- T. F. T. Baker & R. B. Pugh (Editors) (1976). A History of the County of Middlesex, Volume 5: Hendon, Kingsbury, Great Stanmore, Little Stanmore, Edmonton Enfield, Monken Hadley, South Mimms, Tottenham. British History Online.CS1 maint: extra text: authors list (link)
- The development of the area is well visualised through a series of maps provided in the appendix of the archaeology report of the proposed Wards Corner redevelopment[permanent dead link]
- Pueblito Paisa
- Clyde Circus Archived 29 July 2014 at the Wayback Machine
- Fountain Area Residents Association Archived 17 January 2012 at the Wayback Machine
- "Fara project - Revamp the Ramp". Retrieved 20 April 2018.
- Avenue Road Orchard Archived 19 March 2011 at the Wayback Machine

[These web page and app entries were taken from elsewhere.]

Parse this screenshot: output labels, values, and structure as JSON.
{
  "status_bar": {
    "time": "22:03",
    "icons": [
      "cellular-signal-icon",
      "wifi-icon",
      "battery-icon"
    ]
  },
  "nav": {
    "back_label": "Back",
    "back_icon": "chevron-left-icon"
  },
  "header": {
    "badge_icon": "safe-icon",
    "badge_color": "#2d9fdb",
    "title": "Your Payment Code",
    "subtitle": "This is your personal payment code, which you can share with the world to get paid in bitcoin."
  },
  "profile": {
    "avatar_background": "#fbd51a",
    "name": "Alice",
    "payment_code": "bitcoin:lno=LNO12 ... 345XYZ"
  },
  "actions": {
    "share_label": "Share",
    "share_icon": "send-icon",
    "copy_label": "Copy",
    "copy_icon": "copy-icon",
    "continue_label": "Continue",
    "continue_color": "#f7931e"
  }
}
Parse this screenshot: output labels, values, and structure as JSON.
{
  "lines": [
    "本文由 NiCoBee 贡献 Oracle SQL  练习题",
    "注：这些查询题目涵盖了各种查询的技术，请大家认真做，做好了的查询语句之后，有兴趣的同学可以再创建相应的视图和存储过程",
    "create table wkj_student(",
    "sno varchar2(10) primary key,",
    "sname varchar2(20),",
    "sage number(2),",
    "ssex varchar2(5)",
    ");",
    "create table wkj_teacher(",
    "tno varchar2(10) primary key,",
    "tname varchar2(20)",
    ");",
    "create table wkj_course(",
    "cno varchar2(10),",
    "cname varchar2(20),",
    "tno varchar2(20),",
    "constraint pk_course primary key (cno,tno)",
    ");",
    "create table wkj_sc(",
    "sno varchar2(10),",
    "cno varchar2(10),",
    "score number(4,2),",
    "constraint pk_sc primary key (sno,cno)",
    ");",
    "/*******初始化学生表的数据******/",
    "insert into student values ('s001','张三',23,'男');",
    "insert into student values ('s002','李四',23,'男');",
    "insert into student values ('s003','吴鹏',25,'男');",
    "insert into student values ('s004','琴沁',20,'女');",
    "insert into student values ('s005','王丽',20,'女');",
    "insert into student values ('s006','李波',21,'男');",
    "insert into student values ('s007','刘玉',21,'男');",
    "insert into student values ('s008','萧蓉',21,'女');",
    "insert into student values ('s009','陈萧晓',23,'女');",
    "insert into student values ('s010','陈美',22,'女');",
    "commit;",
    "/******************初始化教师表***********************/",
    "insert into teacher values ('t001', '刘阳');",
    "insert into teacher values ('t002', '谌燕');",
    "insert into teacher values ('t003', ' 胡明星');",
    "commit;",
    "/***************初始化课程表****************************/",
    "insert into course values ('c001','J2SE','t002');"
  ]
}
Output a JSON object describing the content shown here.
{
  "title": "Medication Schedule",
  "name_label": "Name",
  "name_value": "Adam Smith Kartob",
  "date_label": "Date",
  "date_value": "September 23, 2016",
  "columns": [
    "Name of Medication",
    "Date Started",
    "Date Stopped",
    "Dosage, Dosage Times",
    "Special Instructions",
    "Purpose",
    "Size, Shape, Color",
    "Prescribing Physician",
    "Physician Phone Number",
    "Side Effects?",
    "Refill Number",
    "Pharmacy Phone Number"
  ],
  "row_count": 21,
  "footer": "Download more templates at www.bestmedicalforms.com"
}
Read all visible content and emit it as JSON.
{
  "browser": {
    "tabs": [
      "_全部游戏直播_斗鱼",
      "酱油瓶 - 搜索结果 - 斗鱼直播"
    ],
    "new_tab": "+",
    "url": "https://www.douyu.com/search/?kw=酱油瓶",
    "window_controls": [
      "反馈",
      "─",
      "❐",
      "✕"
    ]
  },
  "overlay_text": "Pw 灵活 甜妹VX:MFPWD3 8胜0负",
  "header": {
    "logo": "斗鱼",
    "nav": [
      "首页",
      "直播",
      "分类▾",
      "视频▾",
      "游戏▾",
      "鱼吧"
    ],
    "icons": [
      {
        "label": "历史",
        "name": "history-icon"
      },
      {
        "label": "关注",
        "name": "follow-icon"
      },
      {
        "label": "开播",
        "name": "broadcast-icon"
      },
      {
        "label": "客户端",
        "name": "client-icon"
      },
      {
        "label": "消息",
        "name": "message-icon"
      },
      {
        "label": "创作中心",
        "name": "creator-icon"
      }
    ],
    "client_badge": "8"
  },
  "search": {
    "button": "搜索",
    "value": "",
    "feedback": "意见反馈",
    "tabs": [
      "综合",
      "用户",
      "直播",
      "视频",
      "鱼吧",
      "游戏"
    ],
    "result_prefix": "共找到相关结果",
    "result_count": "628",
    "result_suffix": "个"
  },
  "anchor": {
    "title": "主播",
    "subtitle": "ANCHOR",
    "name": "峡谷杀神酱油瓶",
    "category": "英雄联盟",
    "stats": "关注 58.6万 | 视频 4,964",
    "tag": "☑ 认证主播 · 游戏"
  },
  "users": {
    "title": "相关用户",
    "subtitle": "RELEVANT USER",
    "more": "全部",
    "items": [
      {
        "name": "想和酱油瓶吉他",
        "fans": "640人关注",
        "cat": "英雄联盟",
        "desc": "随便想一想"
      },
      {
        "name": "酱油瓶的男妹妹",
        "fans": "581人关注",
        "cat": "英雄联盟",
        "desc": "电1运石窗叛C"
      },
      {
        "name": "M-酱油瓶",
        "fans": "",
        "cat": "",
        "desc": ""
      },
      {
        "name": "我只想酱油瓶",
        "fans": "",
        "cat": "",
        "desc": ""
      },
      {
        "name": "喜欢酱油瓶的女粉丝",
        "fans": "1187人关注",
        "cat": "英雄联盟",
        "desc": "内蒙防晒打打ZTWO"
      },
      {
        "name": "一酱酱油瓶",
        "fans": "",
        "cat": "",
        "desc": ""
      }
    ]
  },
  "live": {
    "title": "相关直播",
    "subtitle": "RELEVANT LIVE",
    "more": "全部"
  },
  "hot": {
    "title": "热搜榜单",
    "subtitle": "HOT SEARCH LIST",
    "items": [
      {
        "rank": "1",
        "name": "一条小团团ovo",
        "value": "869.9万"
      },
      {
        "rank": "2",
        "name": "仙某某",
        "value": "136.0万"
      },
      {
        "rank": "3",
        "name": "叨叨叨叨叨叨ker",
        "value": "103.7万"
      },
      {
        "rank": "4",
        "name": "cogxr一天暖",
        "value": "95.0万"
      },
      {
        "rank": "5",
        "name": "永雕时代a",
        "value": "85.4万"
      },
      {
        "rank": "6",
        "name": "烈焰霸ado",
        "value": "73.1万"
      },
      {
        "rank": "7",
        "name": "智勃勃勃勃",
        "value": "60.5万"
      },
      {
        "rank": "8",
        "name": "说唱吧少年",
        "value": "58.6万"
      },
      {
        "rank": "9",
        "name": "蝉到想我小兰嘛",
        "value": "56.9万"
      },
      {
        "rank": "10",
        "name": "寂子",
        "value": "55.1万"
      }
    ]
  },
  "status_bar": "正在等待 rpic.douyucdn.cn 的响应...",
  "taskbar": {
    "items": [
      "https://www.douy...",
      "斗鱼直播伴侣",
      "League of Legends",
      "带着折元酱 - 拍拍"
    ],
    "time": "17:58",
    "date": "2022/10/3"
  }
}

- Avenue Art Project Archived 19 October 2013 at the Wayback Machine
- Development Brief Archived 20 October 2013 at the Wayback Machine
- "wardscorner - home". wardscorner.wikispaces.com. Retrieved 20 April 2018.
- "Community celebrates Wards Corner victory". Tottenham Independent. Retrieved 20 April 2018.
- McDonnell, Graham. "Seven Sisters Regeneration - Part of Tottenham Regeneration Vision". sevensistersregeneration.co.uk. Retrieved 20 April 2018.
- London Borough of Haringey, I. T. S. (5 April 2005). "Online Planning Applications: Haringey Council". Retrieved 20 April 2018.
- "Vision for Tottenham unveiled - Haringey Council". www.haringey.gov.uk. Retrieved 20 April 2018.
- Bellway: Lawrence Road Archived 12 April 2013 at the Wayback Machine
- Tottenham Hale Gyratory